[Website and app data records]
● ● ● ● ●
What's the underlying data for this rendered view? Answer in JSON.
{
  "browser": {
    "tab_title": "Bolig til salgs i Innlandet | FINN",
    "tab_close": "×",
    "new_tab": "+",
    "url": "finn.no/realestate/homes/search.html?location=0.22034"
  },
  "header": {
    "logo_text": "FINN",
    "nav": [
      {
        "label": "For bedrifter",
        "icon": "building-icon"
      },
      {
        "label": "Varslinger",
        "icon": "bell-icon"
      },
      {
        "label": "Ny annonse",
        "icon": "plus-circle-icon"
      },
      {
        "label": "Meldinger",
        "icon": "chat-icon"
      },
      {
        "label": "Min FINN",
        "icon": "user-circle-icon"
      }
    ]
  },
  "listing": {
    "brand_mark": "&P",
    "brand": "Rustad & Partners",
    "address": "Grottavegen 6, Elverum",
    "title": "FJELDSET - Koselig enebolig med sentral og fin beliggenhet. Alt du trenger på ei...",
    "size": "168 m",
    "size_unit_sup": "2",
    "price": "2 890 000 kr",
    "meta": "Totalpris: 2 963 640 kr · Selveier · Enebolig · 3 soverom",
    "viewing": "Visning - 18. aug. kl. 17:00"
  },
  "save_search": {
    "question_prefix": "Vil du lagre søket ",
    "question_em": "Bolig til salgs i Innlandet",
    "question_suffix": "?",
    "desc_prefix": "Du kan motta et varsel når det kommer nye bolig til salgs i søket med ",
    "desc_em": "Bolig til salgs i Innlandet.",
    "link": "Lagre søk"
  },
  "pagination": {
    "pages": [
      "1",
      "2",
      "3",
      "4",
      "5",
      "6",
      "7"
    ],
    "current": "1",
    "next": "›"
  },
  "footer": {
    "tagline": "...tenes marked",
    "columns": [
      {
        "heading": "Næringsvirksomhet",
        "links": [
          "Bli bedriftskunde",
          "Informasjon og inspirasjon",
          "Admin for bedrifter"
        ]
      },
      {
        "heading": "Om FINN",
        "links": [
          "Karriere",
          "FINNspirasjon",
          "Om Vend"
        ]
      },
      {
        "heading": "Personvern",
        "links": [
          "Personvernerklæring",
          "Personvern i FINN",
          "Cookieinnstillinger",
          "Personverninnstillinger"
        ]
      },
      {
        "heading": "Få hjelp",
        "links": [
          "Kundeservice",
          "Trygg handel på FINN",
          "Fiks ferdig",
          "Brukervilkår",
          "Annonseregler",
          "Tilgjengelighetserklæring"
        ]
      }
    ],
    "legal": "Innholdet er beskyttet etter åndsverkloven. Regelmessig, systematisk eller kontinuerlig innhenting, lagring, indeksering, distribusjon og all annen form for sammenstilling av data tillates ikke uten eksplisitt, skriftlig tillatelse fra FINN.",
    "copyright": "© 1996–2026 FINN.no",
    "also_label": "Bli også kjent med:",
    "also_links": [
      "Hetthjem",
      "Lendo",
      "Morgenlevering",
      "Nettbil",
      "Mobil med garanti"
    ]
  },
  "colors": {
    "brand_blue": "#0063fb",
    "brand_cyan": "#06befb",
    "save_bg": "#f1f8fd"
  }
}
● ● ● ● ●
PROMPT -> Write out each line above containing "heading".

ANSWER TO THIS EXERCISE ->
        "heading": "Næringsvirksomhet",
        "heading": "Om FINN",
        "heading": "Personvern",
        "heading": "Få hjelp",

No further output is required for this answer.